** Information follows **
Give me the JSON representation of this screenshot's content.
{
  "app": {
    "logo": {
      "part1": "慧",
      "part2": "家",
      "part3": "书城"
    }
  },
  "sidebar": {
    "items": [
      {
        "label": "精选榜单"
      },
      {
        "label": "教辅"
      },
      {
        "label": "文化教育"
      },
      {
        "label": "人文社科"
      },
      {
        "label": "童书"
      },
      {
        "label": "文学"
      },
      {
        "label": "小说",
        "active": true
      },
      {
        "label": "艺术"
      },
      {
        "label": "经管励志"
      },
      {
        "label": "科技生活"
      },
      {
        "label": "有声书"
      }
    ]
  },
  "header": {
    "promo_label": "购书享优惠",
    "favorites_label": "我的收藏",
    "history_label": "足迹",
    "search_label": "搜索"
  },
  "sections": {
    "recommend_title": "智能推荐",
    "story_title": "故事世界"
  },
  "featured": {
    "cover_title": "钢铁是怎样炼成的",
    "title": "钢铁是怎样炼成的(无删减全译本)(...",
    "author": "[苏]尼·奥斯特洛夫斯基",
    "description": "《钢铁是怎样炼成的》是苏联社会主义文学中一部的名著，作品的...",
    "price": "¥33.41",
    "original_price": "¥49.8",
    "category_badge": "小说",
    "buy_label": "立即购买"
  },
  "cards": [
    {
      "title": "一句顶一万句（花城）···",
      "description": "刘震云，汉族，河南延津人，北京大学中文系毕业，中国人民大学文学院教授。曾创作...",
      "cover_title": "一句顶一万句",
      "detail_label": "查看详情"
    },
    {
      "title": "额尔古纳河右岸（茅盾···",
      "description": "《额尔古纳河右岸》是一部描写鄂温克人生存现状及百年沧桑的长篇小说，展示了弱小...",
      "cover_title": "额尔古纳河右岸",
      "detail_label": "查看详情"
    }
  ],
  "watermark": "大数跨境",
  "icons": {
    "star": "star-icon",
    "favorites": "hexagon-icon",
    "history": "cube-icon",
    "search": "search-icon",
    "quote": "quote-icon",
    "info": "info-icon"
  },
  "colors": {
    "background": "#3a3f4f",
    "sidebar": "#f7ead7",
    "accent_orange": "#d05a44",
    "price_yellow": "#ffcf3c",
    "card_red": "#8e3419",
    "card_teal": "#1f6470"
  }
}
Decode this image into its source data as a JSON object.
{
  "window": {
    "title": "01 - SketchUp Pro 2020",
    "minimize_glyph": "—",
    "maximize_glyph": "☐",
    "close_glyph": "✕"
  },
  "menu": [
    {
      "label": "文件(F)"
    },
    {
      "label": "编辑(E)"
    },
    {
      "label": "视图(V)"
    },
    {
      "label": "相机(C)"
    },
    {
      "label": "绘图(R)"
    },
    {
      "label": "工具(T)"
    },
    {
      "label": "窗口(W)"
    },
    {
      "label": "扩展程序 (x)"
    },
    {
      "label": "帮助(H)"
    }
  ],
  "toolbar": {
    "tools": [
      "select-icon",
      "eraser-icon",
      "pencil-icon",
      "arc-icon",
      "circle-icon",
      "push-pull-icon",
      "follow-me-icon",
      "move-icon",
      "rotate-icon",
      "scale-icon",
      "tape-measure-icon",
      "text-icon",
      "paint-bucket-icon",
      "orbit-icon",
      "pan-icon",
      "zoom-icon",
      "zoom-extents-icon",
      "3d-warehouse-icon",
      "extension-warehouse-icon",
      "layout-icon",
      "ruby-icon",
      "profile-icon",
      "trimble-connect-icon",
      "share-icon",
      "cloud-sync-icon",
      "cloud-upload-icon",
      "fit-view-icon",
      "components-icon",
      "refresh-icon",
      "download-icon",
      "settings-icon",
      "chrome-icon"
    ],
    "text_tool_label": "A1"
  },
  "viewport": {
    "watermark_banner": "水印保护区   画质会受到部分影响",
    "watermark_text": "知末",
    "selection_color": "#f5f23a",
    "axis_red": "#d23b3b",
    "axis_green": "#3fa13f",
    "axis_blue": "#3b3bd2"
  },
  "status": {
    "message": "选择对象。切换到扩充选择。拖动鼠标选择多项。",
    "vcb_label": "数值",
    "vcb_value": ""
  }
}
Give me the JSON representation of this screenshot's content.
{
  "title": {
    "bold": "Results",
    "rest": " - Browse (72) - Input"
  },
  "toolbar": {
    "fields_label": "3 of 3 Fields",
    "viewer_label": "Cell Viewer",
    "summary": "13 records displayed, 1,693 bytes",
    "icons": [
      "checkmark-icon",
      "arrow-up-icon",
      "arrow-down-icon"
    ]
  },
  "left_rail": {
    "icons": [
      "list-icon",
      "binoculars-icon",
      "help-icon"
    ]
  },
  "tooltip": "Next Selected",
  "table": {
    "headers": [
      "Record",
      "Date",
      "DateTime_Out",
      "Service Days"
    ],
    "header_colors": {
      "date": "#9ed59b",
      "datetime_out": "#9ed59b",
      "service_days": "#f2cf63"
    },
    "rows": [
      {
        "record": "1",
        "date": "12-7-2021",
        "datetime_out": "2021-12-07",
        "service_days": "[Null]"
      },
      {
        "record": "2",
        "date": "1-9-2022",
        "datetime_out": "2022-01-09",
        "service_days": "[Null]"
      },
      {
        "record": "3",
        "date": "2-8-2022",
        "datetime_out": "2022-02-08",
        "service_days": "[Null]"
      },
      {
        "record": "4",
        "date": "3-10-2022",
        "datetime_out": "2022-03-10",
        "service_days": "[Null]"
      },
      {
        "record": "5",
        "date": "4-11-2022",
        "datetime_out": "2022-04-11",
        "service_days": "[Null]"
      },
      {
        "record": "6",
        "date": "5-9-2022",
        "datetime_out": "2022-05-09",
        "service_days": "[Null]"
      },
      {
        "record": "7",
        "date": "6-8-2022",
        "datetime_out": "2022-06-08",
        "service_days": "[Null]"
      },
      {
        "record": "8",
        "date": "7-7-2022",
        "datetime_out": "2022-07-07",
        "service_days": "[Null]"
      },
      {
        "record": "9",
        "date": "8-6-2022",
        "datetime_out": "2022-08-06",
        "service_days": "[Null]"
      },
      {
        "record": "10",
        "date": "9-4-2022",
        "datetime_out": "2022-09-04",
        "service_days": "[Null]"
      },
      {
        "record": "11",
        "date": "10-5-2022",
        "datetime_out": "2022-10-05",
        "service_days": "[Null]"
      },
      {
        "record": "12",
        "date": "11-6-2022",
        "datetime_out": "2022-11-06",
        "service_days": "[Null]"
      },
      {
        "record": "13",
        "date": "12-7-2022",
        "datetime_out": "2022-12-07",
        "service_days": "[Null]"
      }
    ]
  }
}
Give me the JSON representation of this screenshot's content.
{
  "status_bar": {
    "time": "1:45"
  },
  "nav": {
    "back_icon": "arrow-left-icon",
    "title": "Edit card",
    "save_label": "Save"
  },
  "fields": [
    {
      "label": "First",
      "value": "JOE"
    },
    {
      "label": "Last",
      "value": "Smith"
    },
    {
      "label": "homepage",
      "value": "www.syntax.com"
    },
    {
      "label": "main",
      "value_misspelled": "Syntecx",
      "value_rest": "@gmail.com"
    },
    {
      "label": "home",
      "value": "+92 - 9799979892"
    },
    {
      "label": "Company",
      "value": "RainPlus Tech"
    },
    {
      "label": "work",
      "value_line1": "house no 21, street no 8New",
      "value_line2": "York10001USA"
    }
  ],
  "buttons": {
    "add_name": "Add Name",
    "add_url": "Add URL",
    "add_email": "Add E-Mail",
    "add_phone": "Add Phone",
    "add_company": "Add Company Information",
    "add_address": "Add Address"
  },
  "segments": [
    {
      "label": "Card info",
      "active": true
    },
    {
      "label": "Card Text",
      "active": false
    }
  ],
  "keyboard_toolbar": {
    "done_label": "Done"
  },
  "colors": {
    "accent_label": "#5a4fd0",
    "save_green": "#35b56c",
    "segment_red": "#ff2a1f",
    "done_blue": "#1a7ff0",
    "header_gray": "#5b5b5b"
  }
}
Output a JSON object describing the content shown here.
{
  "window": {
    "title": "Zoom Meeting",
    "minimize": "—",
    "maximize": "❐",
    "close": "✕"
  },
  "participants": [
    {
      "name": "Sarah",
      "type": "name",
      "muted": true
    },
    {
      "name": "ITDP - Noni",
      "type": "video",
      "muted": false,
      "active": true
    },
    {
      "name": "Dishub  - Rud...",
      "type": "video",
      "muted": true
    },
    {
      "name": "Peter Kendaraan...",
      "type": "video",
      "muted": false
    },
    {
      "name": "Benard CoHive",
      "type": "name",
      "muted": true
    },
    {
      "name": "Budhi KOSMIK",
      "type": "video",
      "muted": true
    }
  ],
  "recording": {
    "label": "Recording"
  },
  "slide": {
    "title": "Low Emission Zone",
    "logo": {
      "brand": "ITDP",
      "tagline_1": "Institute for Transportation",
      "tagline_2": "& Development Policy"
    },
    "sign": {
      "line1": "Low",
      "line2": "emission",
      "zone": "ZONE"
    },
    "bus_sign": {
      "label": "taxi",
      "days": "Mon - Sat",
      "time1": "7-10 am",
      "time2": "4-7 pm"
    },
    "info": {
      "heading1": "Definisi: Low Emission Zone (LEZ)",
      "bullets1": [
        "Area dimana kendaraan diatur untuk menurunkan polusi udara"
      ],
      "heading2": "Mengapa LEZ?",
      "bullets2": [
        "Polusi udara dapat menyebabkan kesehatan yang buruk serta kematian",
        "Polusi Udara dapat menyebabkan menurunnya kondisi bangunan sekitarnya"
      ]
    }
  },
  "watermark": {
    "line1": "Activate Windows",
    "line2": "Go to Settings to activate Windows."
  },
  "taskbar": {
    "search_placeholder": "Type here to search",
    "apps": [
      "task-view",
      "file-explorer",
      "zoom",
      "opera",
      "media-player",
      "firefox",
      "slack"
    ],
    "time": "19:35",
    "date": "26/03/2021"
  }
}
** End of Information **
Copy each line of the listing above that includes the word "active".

● **Result**
        "active": true
      "active": true
      "active": false
      "active": true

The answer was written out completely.